(Beginning of Information shown)
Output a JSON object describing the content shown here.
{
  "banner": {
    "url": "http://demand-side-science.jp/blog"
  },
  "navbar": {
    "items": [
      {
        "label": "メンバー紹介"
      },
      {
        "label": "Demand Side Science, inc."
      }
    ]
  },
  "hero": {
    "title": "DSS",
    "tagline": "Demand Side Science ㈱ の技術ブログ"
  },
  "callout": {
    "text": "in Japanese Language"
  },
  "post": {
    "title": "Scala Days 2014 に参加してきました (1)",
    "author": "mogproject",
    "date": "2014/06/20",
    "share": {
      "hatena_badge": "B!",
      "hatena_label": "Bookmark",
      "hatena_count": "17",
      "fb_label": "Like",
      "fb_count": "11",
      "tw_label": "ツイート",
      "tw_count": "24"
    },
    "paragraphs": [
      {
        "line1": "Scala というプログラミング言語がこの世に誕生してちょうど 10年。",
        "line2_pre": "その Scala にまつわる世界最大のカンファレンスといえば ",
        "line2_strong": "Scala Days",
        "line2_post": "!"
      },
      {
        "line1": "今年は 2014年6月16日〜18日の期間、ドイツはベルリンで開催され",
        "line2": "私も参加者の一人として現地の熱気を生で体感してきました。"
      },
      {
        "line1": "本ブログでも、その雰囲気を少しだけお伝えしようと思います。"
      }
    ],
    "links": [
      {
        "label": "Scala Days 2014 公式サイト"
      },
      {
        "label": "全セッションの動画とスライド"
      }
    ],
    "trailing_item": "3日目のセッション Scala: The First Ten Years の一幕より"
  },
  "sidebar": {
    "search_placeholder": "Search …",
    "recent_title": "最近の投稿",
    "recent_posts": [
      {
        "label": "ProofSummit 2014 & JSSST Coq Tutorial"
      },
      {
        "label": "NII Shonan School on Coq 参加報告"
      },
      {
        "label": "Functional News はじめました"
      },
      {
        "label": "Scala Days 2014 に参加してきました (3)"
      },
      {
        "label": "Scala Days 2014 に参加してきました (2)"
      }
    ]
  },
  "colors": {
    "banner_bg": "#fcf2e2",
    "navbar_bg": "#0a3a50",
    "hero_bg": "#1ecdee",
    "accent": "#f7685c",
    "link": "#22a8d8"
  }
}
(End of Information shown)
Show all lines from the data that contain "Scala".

Response below:
    "title": "Scala Days 2014 に参加してきました (1)",
        "line1": "Scala というプログラミング言語がこの世に誕生してちょうど 10年。",
        "line2_pre": "その Scala にまつわる世界最大のカンファレンスといえば ",
        "line2_strong": "Scala Days",
        "label": "Scala Days 2014 公式サイト"
    "trailing_item": "3日目のセッション Scala: The First Ten Years の一幕より"
        "label": "Scala Days 2014 に参加してきました (3)"
        "label": "Scala Days 2014 に参加してきました (2)"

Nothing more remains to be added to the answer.